◆ REQUIRED ACTION
Copy out every line of the records in which "text" can be found.

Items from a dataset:
::::
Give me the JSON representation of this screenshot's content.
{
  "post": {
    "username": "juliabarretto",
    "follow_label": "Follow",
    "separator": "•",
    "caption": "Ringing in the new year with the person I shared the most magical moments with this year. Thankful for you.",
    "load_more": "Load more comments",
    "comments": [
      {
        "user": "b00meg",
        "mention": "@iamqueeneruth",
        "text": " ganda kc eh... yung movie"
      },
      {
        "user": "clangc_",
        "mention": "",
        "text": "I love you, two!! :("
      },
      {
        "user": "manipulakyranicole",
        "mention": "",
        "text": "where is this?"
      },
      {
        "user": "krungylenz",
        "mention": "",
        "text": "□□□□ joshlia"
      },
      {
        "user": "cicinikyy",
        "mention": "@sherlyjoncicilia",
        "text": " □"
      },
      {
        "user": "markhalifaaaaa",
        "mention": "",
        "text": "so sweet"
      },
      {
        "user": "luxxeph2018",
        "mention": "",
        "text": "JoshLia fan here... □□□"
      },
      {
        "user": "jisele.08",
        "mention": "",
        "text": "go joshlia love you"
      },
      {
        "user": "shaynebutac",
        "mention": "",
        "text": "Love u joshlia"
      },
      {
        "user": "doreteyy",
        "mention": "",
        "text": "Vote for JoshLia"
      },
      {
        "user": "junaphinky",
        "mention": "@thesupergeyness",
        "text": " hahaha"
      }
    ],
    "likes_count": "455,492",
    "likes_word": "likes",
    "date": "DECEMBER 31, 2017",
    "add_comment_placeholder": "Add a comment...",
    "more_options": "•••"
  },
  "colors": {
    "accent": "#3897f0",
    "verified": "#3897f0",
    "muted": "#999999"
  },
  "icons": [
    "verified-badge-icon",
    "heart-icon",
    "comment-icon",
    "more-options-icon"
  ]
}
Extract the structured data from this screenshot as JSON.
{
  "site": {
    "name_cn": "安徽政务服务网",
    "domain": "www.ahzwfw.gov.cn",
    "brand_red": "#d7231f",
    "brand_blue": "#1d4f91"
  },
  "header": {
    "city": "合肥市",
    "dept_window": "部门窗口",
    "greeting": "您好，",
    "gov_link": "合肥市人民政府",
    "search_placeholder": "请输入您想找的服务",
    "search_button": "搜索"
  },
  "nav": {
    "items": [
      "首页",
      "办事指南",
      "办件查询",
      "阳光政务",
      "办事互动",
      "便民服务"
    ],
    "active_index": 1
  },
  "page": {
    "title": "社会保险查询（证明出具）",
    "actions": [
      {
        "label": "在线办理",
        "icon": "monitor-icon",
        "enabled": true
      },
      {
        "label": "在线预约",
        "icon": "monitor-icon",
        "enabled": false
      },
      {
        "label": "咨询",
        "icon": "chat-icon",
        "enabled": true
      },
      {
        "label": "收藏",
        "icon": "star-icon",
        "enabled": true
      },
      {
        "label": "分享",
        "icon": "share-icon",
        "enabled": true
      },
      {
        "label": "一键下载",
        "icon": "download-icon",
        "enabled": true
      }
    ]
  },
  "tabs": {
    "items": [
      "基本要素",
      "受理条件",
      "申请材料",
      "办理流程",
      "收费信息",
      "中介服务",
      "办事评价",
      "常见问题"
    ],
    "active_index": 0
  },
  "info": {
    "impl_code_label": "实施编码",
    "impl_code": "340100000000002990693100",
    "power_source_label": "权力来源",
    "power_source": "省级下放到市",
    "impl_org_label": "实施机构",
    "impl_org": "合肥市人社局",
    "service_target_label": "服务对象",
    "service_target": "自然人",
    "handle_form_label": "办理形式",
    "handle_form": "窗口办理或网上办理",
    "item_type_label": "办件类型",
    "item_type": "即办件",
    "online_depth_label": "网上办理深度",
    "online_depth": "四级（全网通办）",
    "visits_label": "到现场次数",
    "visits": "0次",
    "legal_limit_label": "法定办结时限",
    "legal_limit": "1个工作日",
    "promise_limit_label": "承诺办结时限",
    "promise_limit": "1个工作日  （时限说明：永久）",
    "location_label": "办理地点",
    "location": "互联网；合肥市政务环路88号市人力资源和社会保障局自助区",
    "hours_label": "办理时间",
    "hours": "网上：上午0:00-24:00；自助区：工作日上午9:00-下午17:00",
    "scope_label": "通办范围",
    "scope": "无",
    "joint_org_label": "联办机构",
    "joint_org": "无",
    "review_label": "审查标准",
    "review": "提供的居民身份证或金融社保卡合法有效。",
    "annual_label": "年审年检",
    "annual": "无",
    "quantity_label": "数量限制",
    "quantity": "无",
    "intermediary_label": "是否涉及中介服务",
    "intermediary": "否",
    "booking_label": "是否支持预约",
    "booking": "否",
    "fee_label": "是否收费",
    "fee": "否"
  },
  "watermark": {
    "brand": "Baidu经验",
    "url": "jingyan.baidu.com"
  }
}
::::
◆ ANSWER BOX
        "text": " ganda kc eh... yung movie"
        "text": "I love you, two!! :("
        "text": "where is this?"
        "text": "□□□□ joshlia"
        "text": " □"
        "text": "so sweet"
        "text": "JoshLia fan here... □□□"
        "text": "go joshlia love you"
        "text": "Love u joshlia"
        "text": "Vote for JoshLia"
        "text": " hahaha"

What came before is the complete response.